My hunch is that the qualities that makes us us and err on the positive side, are reflections in how we conceptualize of God Himself. Take Melba Beals for example.
Melba came to Hendrix my freshman year and spoke to the student body. She was one of the “Little Rock Nine” who integrated Central High School in Arkansas in 1957, facing intense discrimination, hatred, and abuse. She sat on this large chair on an even larger stage and I remember thinking, “this woman is larger than life.” She spoke firmly about her relationship with God. In a journal that I kept at the time – it was 2008 – I wrote,
“…she seems utterly devoted to God. She was so inspiring. She emphasized the future. Work needs to be done, but to accomplish this, diligence and action are required. Yes, I want to go to Afica and work in an orphanage. I want to remedy racial injustice and poverty too. To make a difference though, I need God’s guidance.
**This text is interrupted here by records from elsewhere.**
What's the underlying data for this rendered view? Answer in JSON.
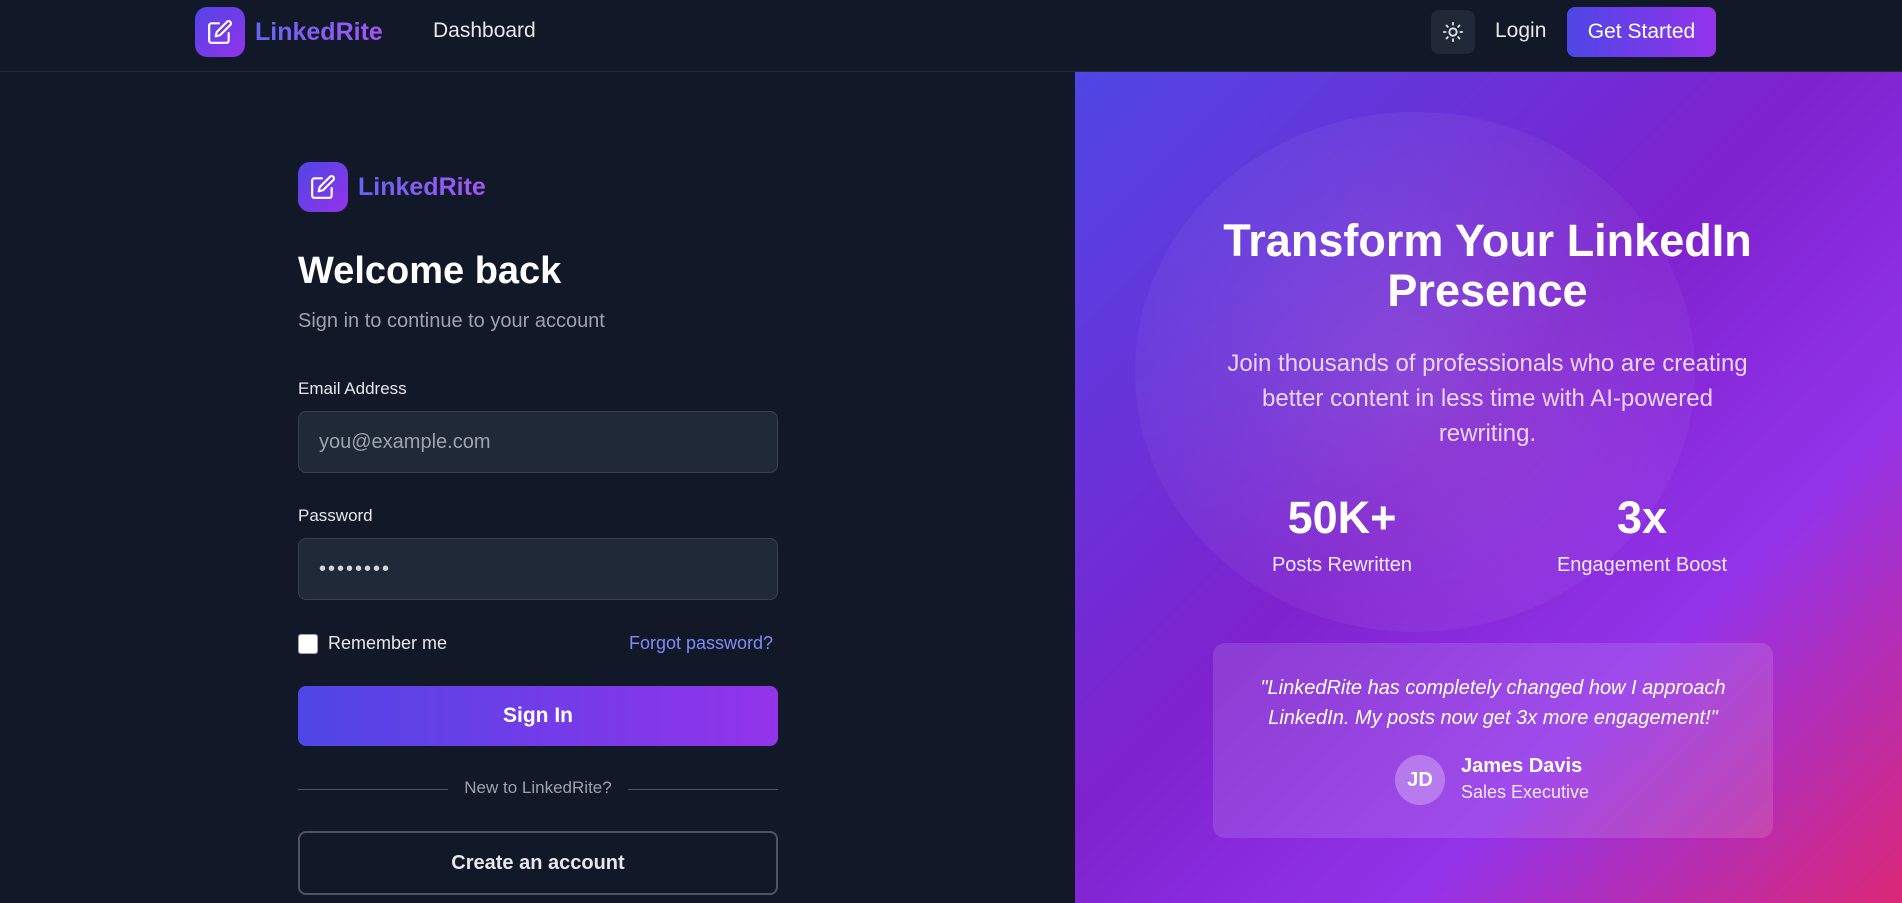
{
  "nav": {
    "brand": "LinkedRite",
    "dashboard": "Dashboard",
    "login": "Login",
    "get_started": "Get Started"
  },
  "form": {
    "brand": "LinkedRite",
    "title": "Welcome back",
    "subtitle": "Sign in to continue to your account",
    "email_label": "Email Address",
    "email_placeholder": "you@example.com",
    "password_label": "Password",
    "password_value": "••••••••",
    "remember_label": "Remember me",
    "forgot_label": "Forgot password?",
    "signin_label": "Sign In",
    "divider_text": "New to LinkedRite?",
    "create_label": "Create an account"
  },
  "promo": {
    "title": "Transform Your LinkedIn Presence",
    "subtitle": "Join thousands of professionals who are creating better content in less time with AI-powered rewriting.",
    "stats": [
      {
        "value": "50K+",
        "label": "Posts Rewritten"
      },
      {
        "value": "3x",
        "label": "Engagement Boost"
      }
    ],
    "testimonial": {
      "quote": "\"LinkedRite has completely changed how I approach LinkedIn. My posts now get 3x more engagement!\"",
      "initials": "JD",
      "name": "James Davis",
      "role": "Sales Executive"
    }
  },
  "colors": {
    "background": "#111827",
    "accent_start": "#4f46e5",
    "accent_end": "#9333ea",
    "link": "#818cf8"
  }
}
He must lead in a move for actual sustainable change.”
The overarching idealistic tones of my writing cause me to smile and shake my head, but it’s telling to see what that experience left me with. I could feel Melba Beals’ bravery and in turn, could see how it affected her belief in who God was. Courageous. Melba knew that to overcome that level of revulsion would require a spiritual force that could contend with that kind of evil. So, she, being Melba, demonstrated a clear commitment to change, clearly drawing upon God for valor. She would later note that from Little Rock, she came to understand the importance to “count on God first, then yourself….you have to know who you are.”
The “bad” too, they come because ultimately, there is a call to a “fellowship of sufferings.” They come because of that, because of the world we live in, and from the realities that develop as human beings. Jesus, being fully God and fully human, experienced the very temptation we inherit (and arguably to an even stronger degree), but He resisted. He was offered the world from Satan himself (Matthew 4:8) but if He did so, it would mean worshipping Satan. It would mean avoiding the cross altogether. Instead, we are invited to share in this suffering – to experience pain, to understand grief, whether it’s our fault or not. This can result in “bad” things – just like the “good” can too – and ultimately, they both mold us more and more into the Christian walk and understanding a bit more of what Jesus had to go through.
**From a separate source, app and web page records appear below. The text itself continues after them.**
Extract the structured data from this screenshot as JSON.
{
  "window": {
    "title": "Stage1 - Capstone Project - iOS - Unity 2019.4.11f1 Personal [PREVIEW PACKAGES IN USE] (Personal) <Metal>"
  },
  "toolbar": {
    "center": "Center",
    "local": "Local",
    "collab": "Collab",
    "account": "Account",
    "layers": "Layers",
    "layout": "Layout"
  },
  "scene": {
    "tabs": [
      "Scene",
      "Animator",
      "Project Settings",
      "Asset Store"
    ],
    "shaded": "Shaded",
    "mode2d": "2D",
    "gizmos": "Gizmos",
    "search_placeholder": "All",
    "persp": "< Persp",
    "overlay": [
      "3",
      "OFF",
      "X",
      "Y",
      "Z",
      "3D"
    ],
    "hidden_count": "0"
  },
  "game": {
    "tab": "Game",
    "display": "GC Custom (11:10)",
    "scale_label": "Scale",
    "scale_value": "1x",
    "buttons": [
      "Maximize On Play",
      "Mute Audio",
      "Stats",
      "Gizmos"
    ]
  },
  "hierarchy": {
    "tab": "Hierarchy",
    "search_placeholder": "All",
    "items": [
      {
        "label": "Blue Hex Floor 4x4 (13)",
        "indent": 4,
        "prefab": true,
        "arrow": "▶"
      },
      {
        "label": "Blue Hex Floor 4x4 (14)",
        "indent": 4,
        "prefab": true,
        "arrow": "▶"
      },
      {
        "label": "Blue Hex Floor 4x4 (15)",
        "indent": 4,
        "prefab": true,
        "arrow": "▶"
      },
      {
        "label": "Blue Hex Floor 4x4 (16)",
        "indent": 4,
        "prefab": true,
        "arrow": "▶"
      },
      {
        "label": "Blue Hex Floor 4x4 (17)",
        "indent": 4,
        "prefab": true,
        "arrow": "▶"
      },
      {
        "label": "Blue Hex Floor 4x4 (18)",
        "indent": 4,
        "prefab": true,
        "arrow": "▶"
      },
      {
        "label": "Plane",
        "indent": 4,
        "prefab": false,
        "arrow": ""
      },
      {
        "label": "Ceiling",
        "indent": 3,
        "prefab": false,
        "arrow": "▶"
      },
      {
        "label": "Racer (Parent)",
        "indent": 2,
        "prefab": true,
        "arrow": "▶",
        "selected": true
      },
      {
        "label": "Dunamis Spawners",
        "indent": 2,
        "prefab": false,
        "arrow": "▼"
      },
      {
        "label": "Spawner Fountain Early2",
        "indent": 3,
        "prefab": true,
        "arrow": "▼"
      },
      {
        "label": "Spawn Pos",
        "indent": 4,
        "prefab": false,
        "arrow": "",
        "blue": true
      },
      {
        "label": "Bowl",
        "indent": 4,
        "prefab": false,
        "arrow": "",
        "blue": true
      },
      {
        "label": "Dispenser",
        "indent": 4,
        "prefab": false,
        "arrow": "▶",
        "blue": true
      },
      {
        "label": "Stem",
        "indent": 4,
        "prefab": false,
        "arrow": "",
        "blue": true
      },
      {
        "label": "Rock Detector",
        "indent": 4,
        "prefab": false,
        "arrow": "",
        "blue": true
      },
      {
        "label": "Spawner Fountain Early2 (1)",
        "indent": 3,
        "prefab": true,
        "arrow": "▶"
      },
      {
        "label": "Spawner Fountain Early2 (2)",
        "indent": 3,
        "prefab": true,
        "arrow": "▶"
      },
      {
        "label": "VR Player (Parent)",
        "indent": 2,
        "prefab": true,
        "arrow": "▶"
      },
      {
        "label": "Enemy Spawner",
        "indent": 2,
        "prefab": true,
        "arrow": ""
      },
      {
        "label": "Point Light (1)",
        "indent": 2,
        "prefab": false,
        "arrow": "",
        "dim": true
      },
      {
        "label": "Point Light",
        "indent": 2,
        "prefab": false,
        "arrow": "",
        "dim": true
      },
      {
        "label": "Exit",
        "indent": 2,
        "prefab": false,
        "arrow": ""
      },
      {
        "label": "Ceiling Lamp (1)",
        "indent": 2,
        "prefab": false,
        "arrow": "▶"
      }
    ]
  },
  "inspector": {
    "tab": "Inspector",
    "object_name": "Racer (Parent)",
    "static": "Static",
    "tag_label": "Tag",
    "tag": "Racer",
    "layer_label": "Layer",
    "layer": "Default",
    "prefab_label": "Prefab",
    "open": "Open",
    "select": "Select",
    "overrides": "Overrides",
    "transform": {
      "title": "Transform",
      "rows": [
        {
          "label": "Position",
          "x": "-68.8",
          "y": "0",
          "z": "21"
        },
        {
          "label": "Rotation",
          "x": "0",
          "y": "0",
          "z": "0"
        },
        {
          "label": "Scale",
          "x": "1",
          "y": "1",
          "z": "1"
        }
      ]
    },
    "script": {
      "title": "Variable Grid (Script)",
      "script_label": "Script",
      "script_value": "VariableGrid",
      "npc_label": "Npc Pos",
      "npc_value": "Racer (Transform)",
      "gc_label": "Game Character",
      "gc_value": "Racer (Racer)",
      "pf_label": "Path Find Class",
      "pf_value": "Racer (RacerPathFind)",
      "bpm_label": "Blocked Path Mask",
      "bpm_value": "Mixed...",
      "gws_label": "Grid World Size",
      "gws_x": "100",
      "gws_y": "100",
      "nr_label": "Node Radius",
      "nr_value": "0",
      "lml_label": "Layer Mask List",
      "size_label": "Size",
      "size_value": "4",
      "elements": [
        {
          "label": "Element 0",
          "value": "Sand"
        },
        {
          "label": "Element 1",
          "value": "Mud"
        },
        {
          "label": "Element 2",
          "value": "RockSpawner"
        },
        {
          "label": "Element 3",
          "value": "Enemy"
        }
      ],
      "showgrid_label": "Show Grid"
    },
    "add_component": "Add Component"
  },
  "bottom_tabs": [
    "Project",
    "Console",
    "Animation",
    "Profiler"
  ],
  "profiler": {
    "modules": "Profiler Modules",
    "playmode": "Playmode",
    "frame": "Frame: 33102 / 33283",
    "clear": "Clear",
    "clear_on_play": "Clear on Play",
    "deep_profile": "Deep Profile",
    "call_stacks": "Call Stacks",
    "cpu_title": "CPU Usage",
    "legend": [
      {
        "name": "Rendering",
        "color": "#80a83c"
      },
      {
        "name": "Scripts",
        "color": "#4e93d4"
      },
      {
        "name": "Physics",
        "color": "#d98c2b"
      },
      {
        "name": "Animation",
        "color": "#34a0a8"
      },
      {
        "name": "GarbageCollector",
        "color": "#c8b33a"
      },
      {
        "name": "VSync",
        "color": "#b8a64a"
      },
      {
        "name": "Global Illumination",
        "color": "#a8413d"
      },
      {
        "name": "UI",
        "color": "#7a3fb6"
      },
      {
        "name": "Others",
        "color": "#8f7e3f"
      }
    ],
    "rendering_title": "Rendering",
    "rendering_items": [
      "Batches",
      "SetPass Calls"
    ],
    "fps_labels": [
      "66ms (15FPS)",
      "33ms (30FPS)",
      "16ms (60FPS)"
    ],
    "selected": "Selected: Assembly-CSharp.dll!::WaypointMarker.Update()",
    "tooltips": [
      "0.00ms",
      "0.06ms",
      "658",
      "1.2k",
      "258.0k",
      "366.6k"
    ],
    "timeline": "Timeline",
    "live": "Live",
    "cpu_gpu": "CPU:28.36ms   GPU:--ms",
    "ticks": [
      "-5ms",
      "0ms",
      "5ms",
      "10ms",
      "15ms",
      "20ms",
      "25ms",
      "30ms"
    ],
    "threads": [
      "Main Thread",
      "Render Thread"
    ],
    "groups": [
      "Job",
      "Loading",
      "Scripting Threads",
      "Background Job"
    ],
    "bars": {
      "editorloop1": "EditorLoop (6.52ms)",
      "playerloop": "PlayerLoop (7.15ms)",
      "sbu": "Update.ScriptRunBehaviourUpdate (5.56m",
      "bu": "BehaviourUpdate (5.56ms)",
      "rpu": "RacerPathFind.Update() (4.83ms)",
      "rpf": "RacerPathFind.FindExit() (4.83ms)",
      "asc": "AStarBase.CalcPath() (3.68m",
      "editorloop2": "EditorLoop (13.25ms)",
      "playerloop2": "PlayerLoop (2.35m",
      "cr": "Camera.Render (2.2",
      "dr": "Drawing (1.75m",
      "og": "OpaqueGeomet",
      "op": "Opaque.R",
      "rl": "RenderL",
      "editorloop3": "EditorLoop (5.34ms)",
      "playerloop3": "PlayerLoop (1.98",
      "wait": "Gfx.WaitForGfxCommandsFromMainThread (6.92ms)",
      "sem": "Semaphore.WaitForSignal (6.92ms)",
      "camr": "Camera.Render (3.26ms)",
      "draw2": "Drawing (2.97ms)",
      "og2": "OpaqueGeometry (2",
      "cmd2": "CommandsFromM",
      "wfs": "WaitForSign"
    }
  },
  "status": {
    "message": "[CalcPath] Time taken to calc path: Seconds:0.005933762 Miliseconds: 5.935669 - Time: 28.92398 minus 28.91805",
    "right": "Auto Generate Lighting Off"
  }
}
We are imperfectly perfect. It doesn’t mean we give up, throw in the towel and say, “hey, what’s the use if there is nothing to attain to?” because actually, there is. Let us live up to what we have already attained (Philippians 3:10) proves that there can always be spiritual, mature growth. Always.
Jesus re-writes the story, you know.
We are HIS.
So, if we belong to HIM, perhaps the question we should be asking is, who is He?
I am no preacher, pastor, or ordained teacher. But like you, I am His. I am capable of reading, thinking, writing, and sharing – and so I will.
In the next couple of posts, I’ll be sharing and contemplating who Jesus says He is and maybe what that means for us. I’m neither the first or last person who had something to say about this. Heck, nearly every single person on Earth has something to say regarding this, it seems. I’m exploring, contemplating, and processing. And, I’m a girl who likes writing. I like writing about Him.
So, I will.